ASSIGNMENT -
Go through the entries below and collect each line with the string "Position" in it.

MATERIALS PROVIDED -
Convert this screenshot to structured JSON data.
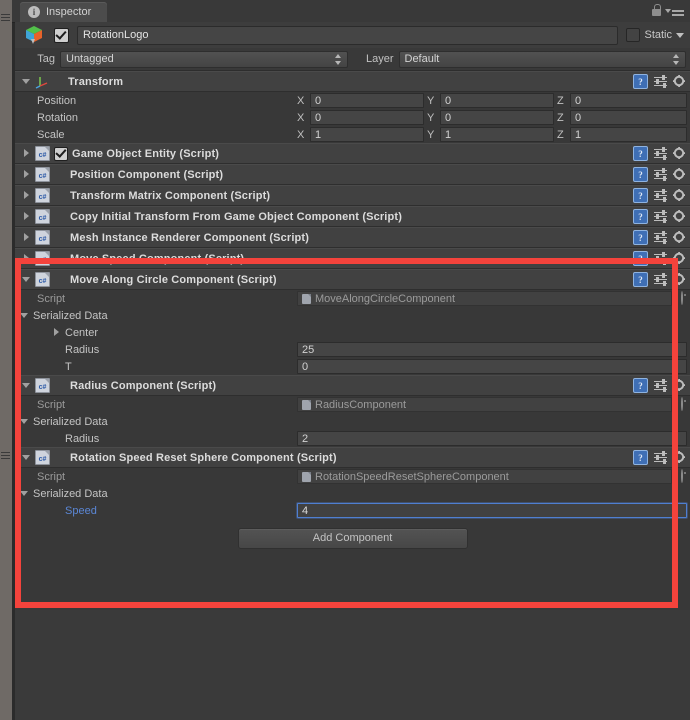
{
  "window": {
    "tab_label": "Inspector",
    "tab_icon": "info-icon",
    "lock_icon": "lock-icon",
    "menu_icon": "hamburger-menu-icon",
    "accent_highlight_color": "#f4433c",
    "background_color": "#383838"
  },
  "game_object": {
    "icon": "prefab-cube-icon",
    "enabled": true,
    "name": "RotationLogo",
    "static_label": "Static",
    "static_checked": false,
    "tag_label": "Tag",
    "tag_value": "Untagged",
    "layer_label": "Layer",
    "layer_value": "Default"
  },
  "transform": {
    "title": "Transform",
    "expanded": true,
    "rows": [
      {
        "label": "Position",
        "x": "0",
        "y": "0",
        "z": "0"
      },
      {
        "label": "Rotation",
        "x": "0",
        "y": "0",
        "z": "0"
      },
      {
        "label": "Scale",
        "x": "1",
        "y": "1",
        "z": "1"
      }
    ],
    "axis_labels": {
      "x": "X",
      "y": "Y",
      "z": "Z"
    }
  },
  "collapsed_components": [
    {
      "title": "Game Object Entity (Script)",
      "has_checkbox": true,
      "checked": true
    },
    {
      "title": "Position Component (Script)",
      "has_checkbox": false,
      "checked": false
    },
    {
      "title": "Transform Matrix Component (Script)",
      "has_checkbox": false,
      "checked": false
    },
    {
      "title": "Copy Initial Transform From Game Object Component (Script)",
      "has_checkbox": false,
      "checked": false
    },
    {
      "title": "Mesh Instance Renderer Component (Script)",
      "has_checkbox": false,
      "checked": false
    },
    {
      "title": "Move Speed Component (Script)",
      "has_checkbox": false,
      "checked": false
    }
  ],
  "expanded_components": [
    {
      "title": "Move Along Circle Component (Script)",
      "script_label": "Script",
      "script_value": "MoveAlongCircleComponent",
      "serialized_label": "Serialized Data",
      "fields": [
        {
          "label": "Center",
          "value": "",
          "kind": "foldout"
        },
        {
          "label": "Radius",
          "value": "25",
          "kind": "number"
        },
        {
          "label": "T",
          "value": "0",
          "kind": "number"
        }
      ]
    },
    {
      "title": "Radius Component (Script)",
      "script_label": "Script",
      "script_value": "RadiusComponent",
      "serialized_label": "Serialized Data",
      "fields": [
        {
          "label": "Radius",
          "value": "2",
          "kind": "number"
        }
      ]
    },
    {
      "title": "Rotation Speed Reset Sphere Component (Script)",
      "script_label": "Script",
      "script_value": "RotationSpeedResetSphereComponent",
      "serialized_label": "Serialized Data",
      "fields": [
        {
          "label": "Speed",
          "value": "4",
          "kind": "number",
          "focused": true
        }
      ]
    }
  ],
  "header_icons": {
    "help": "?",
    "help_name": "help-icon",
    "preset_name": "preset-sliders-icon",
    "gear_name": "gear-icon"
  },
  "add_component": {
    "label": "Add Component"
  }
}
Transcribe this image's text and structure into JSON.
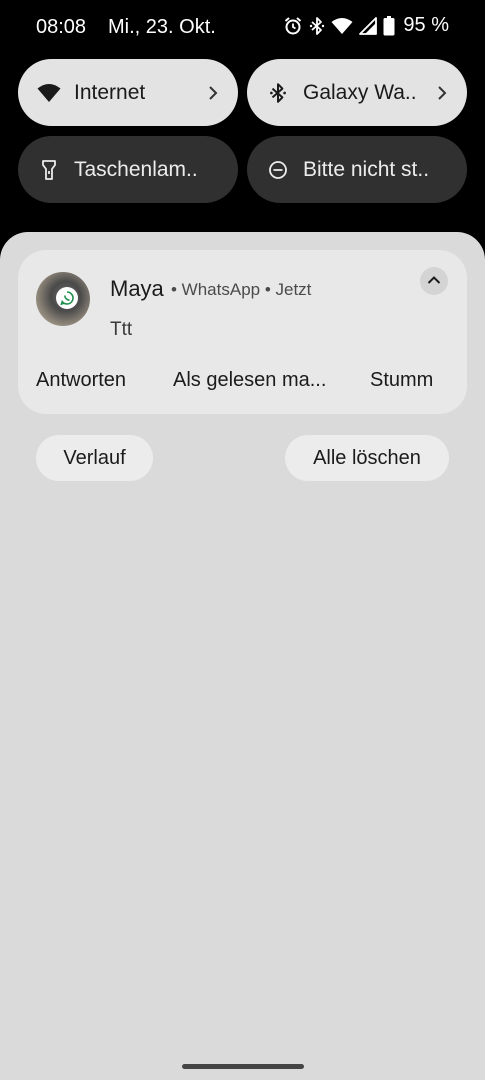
{
  "status_bar": {
    "time": "08:08",
    "date": "Mi., 23. Okt.",
    "icons": [
      "alarm-icon",
      "bluetooth-icon",
      "wifi-icon",
      "signal-icon",
      "battery-icon"
    ],
    "battery_percent": "95 %"
  },
  "quick_tiles": [
    {
      "label": "Internet",
      "icon": "wifi-icon",
      "state": "on",
      "has_chevron": true
    },
    {
      "label": "Galaxy Wa..",
      "icon": "bluetooth-icon",
      "state": "on",
      "has_chevron": true
    },
    {
      "label": "Taschenlam..",
      "icon": "flashlight-icon",
      "state": "off",
      "has_chevron": false
    },
    {
      "label": "Bitte nicht st..",
      "icon": "do-not-disturb-icon",
      "state": "off",
      "has_chevron": false
    }
  ],
  "notification": {
    "sender": "Maya",
    "meta": "• WhatsApp • Jetzt",
    "message": "Ttt",
    "app_badge_icon": "whatsapp-icon",
    "badge_color": "#1f8f4e",
    "actions": [
      "Antworten",
      "Als gelesen ma...",
      "Stumm"
    ]
  },
  "buttons": {
    "history": "Verlauf",
    "clear_all": "Alle löschen"
  },
  "colors": {
    "tile_on": "#e3e3e3",
    "tile_off": "#303030",
    "shade": "#dadada",
    "card": "#e8e8e8"
  }
}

SOLVED EXERCISE -
        "label": "Position",
      "title": "Position Component (Script)",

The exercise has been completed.